You’ve probably heard of “Okay, do you have any other questions?” This is your last opportunity to make an impression, so you better have questions. My go-to question is always “I’m curious about what you seek in a roommate,” because you can always align yourself and confirm that you are indeed a perfect fit for this living situation. Another question that will give you a sense of these people involves their pet peeves. This will either make it a really good living environment or an annoying one for you.

Lastly, make sure to follow up. Again, this is like a job interview and sending them a quick text or email after seeing the place and meeting the potential roommates will make it that much harder for them to say no.

One thing to keep in mind is that these are tips that I have had success with and have proven to be good for me. Some landlords might despise all my tips and delete your email, but in regards to finding a room in the Sunset district and University Park North I’ve been successful.

What’s Cheaper? On-Campus vs. Off-Campus Housing

Illustration by Alex Montero and infographics by infogr.am

Over the last three years, annual on-campus housing costs at SF State have increased by roughly $2,000, according to the National Center for Education Statistics. Curently, SF State’s website lists on-campus and off-campus housing prices as equivalent. However, according to Philippe Cumia, director of SF State student housing program, SF State’s housing office does not have access to off-campus housing prices.

SF_State_OnCampus_Housing_Price_Increase_Over_TimeClick here for interactivity on graph

 

Data shows that splitting a single-bedroom apartment in neighborhoods surrounding campus can be substantially cheaper than on-campus living.

So how much more does it cost to live on campus in comparison to surrounding neighborhoods such as, the Outer Sunset District, Ingleside and the Outer Richmond?

Keep in mind the following numbers are based off estimates of 2014 median rents from two different data sweeping programs and are not meant to reflect exact figures.

On-Campus

Sharing a double occupancy room on campus with 19 meals a week included, on average, costs $13,835 for a full, nine-month academic year, which consists of eight installment payments.

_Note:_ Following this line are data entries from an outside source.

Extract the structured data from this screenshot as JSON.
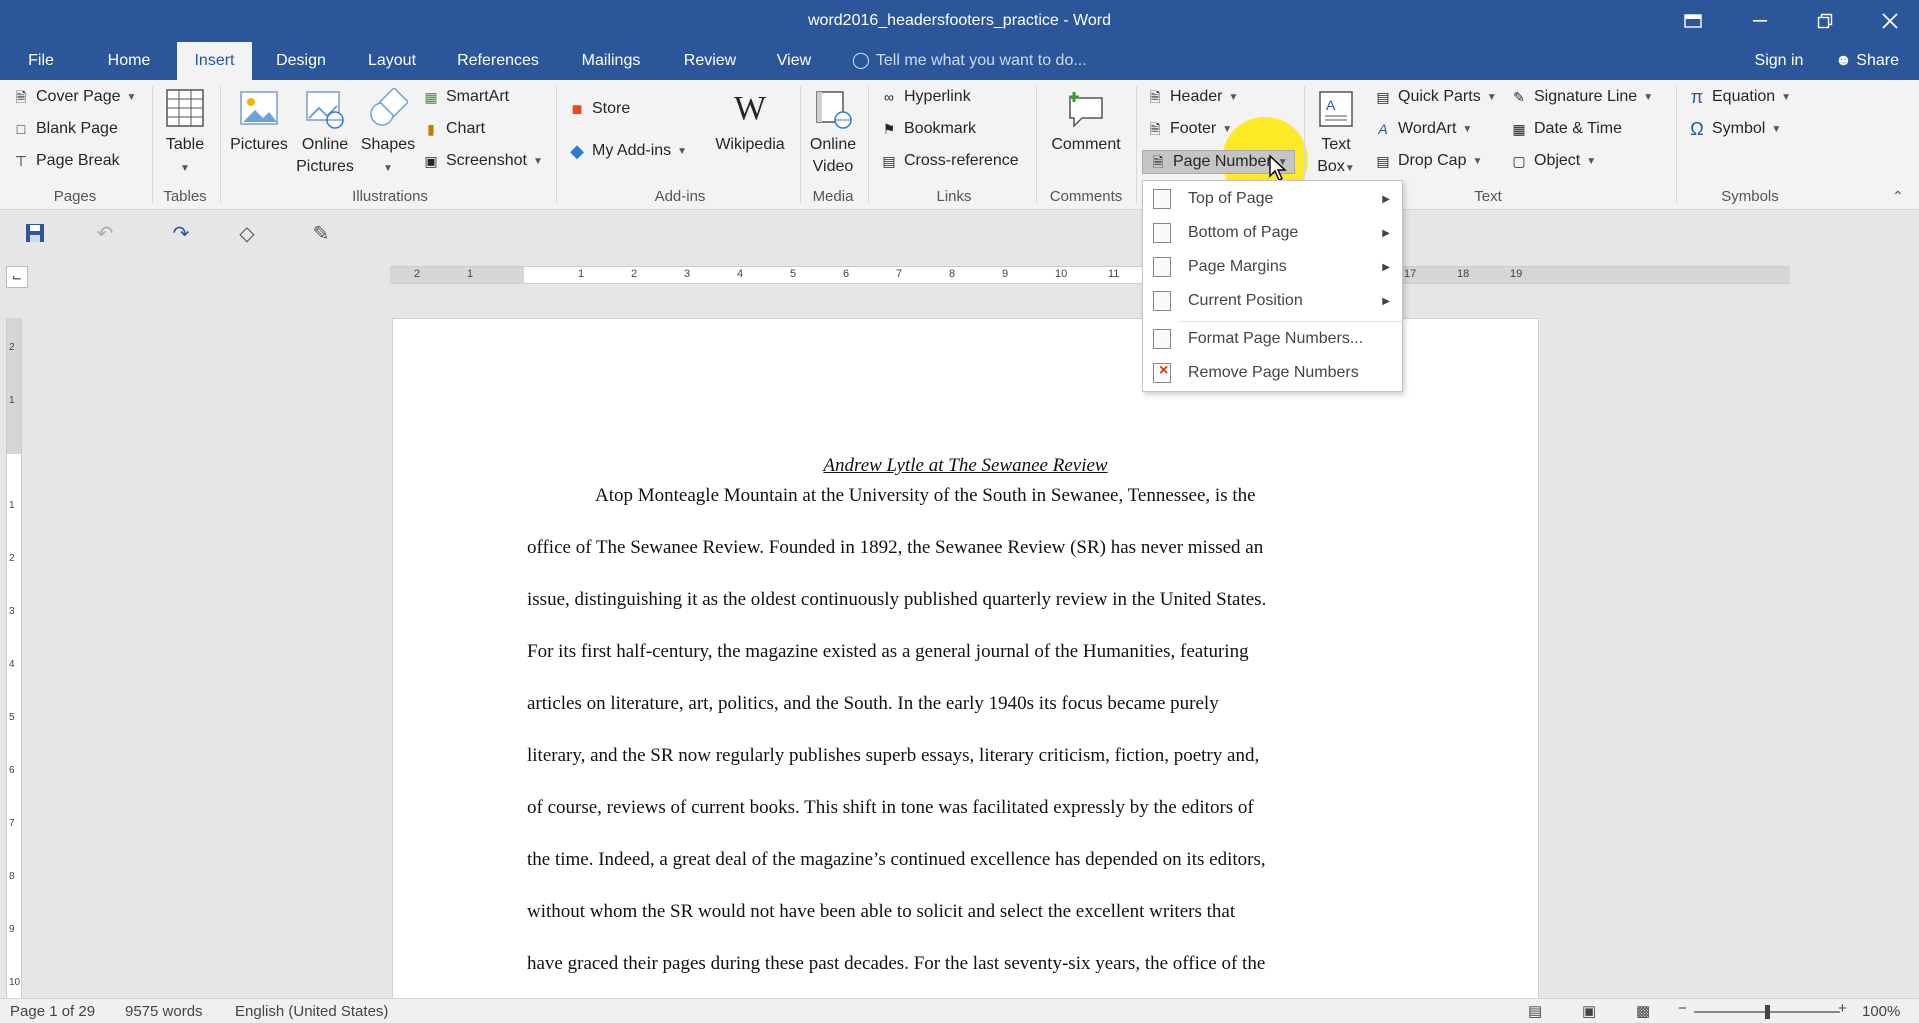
{
  "window": {
    "title": "word2016_headersfooters_practice - Word"
  },
  "tabs": [
    "File",
    "Home",
    "Insert",
    "Design",
    "Layout",
    "References",
    "Mailings",
    "Review",
    "View"
  ],
  "active_tab": "Insert",
  "tellme_placeholder": "Tell me what you want to do...",
  "signin": "Sign in",
  "share": "Share",
  "ribbon": {
    "pages": {
      "label": "Pages",
      "cover_page": "Cover Page",
      "blank_page": "Blank Page",
      "page_break": "Page Break"
    },
    "tables": {
      "label": "Tables",
      "table": "Table"
    },
    "illustrations": {
      "label": "Illustrations",
      "pictures": "Pictures",
      "online_pictures_1": "Online",
      "online_pictures_2": "Pictures",
      "shapes": "Shapes",
      "smartart": "SmartArt",
      "chart": "Chart",
      "screenshot": "Screenshot"
    },
    "addins": {
      "label": "Add-ins",
      "store": "Store",
      "my_addins": "My Add-ins",
      "wikipedia": "Wikipedia"
    },
    "media": {
      "label": "Media",
      "online_video_1": "Online",
      "online_video_2": "Video"
    },
    "links": {
      "label": "Links",
      "hyperlink": "Hyperlink",
      "bookmark": "Bookmark",
      "cross_reference": "Cross-reference"
    },
    "comments": {
      "label": "Comments",
      "comment": "Comment"
    },
    "header_footer": {
      "header": "Header",
      "footer": "Footer",
      "page_number": "Page Number"
    },
    "text": {
      "label": "Text",
      "text_box_1": "Text",
      "text_box_2": "Box",
      "quick_parts": "Quick Parts",
      "wordart": "WordArt",
      "drop_cap": "Drop Cap",
      "signature_line": "Signature Line",
      "date_time": "Date & Time",
      "object": "Object"
    },
    "symbols": {
      "label": "Symbols",
      "equation": "Equation",
      "symbol": "Symbol"
    }
  },
  "page_number_menu": {
    "items": [
      {
        "label": "Top of Page",
        "submenu": true
      },
      {
        "label": "Bottom of Page",
        "submenu": true
      },
      {
        "label": "Page Margins",
        "submenu": true
      },
      {
        "label": "Current Position",
        "submenu": true
      },
      {
        "label": "Format Page Numbers...",
        "submenu": false
      },
      {
        "label": "Remove Page Numbers",
        "submenu": false
      }
    ]
  },
  "ruler": {
    "h_left_marks": [
      "2",
      "1"
    ],
    "h_marks": [
      "1",
      "2",
      "3",
      "4",
      "5",
      "6",
      "7",
      "8",
      "9",
      "10",
      "11"
    ],
    "h_right_marks": [
      "17",
      "18",
      "19"
    ],
    "v_marks": [
      "2",
      "1",
      "1",
      "2",
      "3",
      "4",
      "5",
      "6",
      "7",
      "8",
      "9",
      "10"
    ]
  },
  "document": {
    "title": "Andrew Lytle at The Sewanee Review",
    "lines": [
      "Atop Monteagle Mountain at the University of the South in Sewanee, Tennessee, is the",
      "office of The Sewanee Review. Founded in 1892, the Sewanee Review (SR) has never missed an",
      "issue, distinguishing it as the oldest continuously published quarterly review in the United States.",
      "For its first half-century, the magazine existed as a general journal of the Humanities, featuring",
      "articles on literature, art, politics, and the South. In the early 1940s its focus became purely",
      "literary, and the SR now regularly publishes superb essays, literary criticism, fiction, poetry and,",
      "of course, reviews of current books. This shift in tone was facilitated expressly by the editors of",
      "the time. Indeed, a great deal of the magazine’s continued excellence has depended on its editors,",
      "without whom the SR would not have been able to solicit and select the excellent writers that",
      "have graced their pages during these past decades. For the last seventy-six years, the office of the"
    ]
  },
  "status": {
    "page": "Page 1 of 29",
    "words": "9575 words",
    "language": "English (United States)",
    "zoom": "100%",
    "zoom_level": 1.0
  },
  "colors": {
    "titlebar": "#2b579a",
    "ribbon": "#f3f3f3",
    "highlight": "#ffe600"
  }
}
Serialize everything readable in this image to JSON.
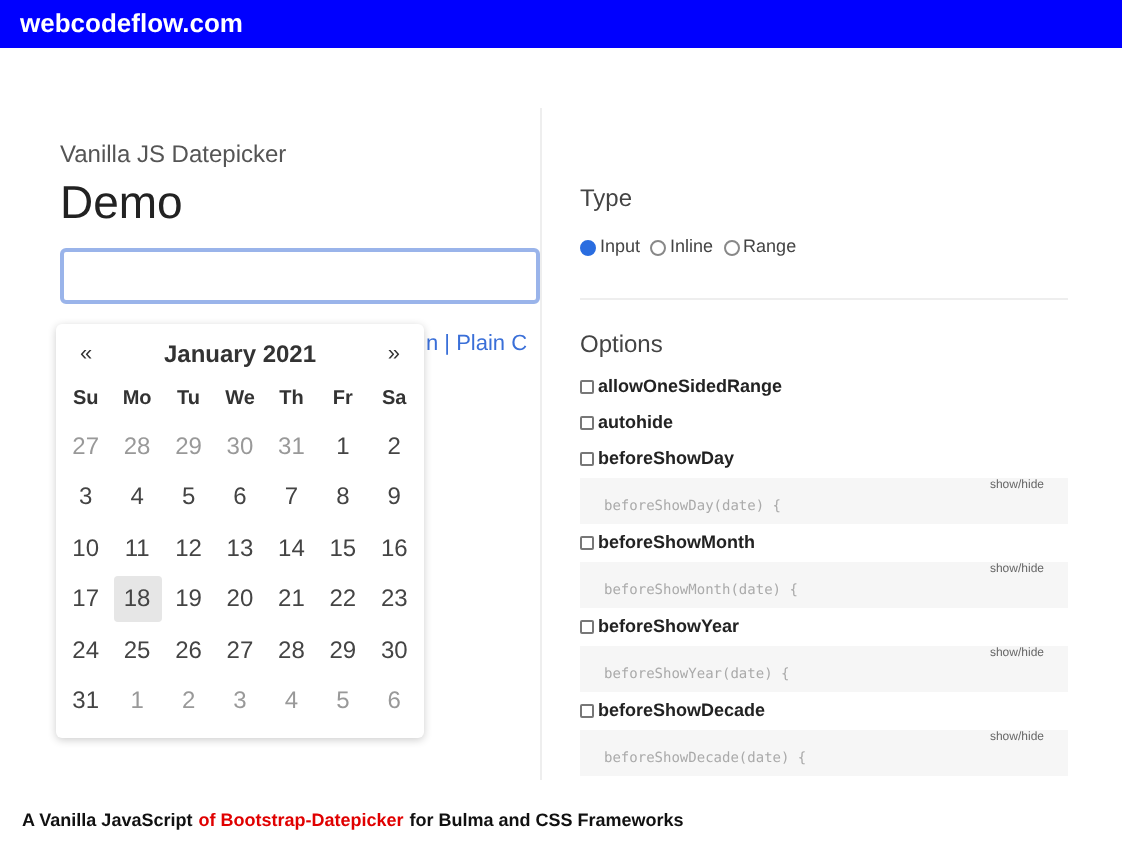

This number is an average of the annual costs for Mary Park, Mary Ward, the Towers and the Village for the 2014/15 academic year.

 

Off-Campus One-Bedroom Apartment with Shared Room

Average_Annual_Cost_to_Split_a_OneBedroom_Apartment_for_201415_Academic_Year

Click here for interactivity on graph

 

In comparison, the median rent for a one-bedroom apartment in the Outer Sunset District is roughly $1,725, according to data provided by Priceonomics from 2014.

Split in half and multiplied by nine (to account for sharing a room for a roughly nine-month academic year) the annual cost for living in the Outer Sunset is $7,762.

Estimating that a student spends $300 a month on food, that number rises to $10,462—roughly $3,000 less than on-campus for an academic year.

Here’s the same formula applied to other surrounding neighborhoods

Ingleside: roughly $1,000 cheaper annually.

Outer Richmond: just over $2,000 cheaper annually.

Bayview: just under $5,000 cheaper annually.

Inner Sunset: about $1,500 cheaper annually.

 

Off-Campus Two-Bedroom Apartment with Two Shared Rooms

 

Annual_OnCampus_Housing_Costs_Compared_to_Splitting_a_Room_in_a_TwoBedroom_Apartment_Click here for interactivity on graph 

 

For instance, if four roommates were to split a two-bedroom apartment in the Outer Sunset District for the nine-month academic year (again, including the $300 a month food stipend) the estimated annual cost would be $8,550. That’s over $5,000 cheaper than on-campus housing for a year.

For other districts the numbers vary, but are consistently lower.

Outer Richmond: roughly $4,500 cheaper.

Inner Sunset: just over $4,000 cheaper.

Per Month

Put in different terms, the average monthly on-campus installment payment is $1,529.

With a $300 food stipend, a student would spend roughly $350 less a month to live in the Outer Sunset, where the median monthly rent for a one bedroom is estimated at $1,725.